*** DATA RECORDS ***
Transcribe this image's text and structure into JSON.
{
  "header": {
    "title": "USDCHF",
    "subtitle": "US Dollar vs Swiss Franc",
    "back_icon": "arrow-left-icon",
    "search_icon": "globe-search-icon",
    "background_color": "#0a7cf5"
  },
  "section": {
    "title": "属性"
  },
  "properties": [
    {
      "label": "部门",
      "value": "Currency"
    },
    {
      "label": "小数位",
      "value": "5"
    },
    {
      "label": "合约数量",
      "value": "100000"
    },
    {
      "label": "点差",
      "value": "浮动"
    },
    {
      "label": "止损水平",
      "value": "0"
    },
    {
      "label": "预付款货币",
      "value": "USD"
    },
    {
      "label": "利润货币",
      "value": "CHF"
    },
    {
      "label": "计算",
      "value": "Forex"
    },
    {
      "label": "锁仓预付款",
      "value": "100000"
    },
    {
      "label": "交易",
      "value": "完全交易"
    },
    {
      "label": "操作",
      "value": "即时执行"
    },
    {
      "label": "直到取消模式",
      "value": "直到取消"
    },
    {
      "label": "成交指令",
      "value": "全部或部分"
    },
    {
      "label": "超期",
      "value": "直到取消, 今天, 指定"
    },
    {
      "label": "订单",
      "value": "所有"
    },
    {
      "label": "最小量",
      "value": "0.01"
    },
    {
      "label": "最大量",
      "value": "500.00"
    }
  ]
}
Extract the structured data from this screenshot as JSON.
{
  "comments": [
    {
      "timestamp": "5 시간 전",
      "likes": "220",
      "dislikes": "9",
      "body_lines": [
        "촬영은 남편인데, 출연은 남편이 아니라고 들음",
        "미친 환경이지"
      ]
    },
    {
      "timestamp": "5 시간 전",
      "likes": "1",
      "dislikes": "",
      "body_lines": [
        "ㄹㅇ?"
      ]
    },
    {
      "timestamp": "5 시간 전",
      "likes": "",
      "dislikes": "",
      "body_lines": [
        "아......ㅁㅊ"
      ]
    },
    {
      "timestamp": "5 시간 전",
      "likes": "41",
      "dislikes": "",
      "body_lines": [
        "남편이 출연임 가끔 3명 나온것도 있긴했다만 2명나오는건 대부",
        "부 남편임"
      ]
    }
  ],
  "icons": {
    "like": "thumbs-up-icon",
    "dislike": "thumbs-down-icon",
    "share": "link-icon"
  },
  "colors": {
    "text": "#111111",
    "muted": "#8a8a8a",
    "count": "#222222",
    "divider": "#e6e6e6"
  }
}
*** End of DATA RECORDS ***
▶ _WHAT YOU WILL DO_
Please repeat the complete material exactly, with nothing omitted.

▶ _OUTPUT OF THE TASK_
Transcribe this image's text and structure into JSON.
{
  "header": {
    "title": "USDCHF",
    "subtitle": "US Dollar vs Swiss Franc",
    "back_icon": "arrow-left-icon",
    "search_icon": "globe-search-icon",
    "background_color": "#0a7cf5"
  },
  "section": {
    "title": "属性"
  },
  "properties": [
    {
      "label": "部门",
      "value": "Currency"
    },
    {
      "label": "小数位",
      "value": "5"
    },
    {
      "label": "合约数量",
      "value": "100000"
    },
    {
      "label": "点差",
      "value": "浮动"
    },
    {
      "label": "止损水平",
      "value": "0"
    },
    {
      "label": "预付款货币",
      "value": "USD"
    },
    {
      "label": "利润货币",
      "value": "CHF"
    },
    {
      "label": "计算",
      "value": "Forex"
    },
    {
      "label": "锁仓预付款",
      "value": "100000"
    },
    {
      "label": "交易",
      "value": "完全交易"
    },
    {
      "label": "操作",
      "value": "即时执行"
    },
    {
      "label": "直到取消模式",
      "value": "直到取消"
    },
    {
      "label": "成交指令",
      "value": "全部或部分"
    },
    {
      "label": "超期",
      "value": "直到取消, 今天, 指定"
    },
    {
      "label": "订单",
      "value": "所有"
    },
    {
      "label": "最小量",
      "value": "0.01"
    },
    {
      "label": "最大量",
      "value": "500.00"
    }
  ]
}
Extract the structured data from this screenshot as JSON.
{
  "comments": [
    {
      "timestamp": "5 시간 전",
      "likes": "220",
      "dislikes": "9",
      "body_lines": [
        "촬영은 남편인데, 출연은 남편이 아니라고 들음",
        "미친 환경이지"
      ]
    },
    {
      "timestamp": "5 시간 전",
      "likes": "1",
      "dislikes": "",
      "body_lines": [
        "ㄹㅇ?"
      ]
    },
    {
      "timestamp": "5 시간 전",
      "likes": "",
      "dislikes": "",
      "body_lines": [
        "아......ㅁㅊ"
      ]
    },
    {
      "timestamp": "5 시간 전",
      "likes": "41",
      "dislikes": "",
      "body_lines": [
        "남편이 출연임 가끔 3명 나온것도 있긴했다만 2명나오는건 대부",
        "부 남편임"
      ]
    }
  ],
  "icons": {
    "like": "thumbs-up-icon",
    "dislike": "thumbs-down-icon",
    "share": "link-icon"
  },
  "colors": {
    "text": "#111111",
    "muted": "#8a8a8a",
    "count": "#222222",
    "divider": "#e6e6e6"
  }
}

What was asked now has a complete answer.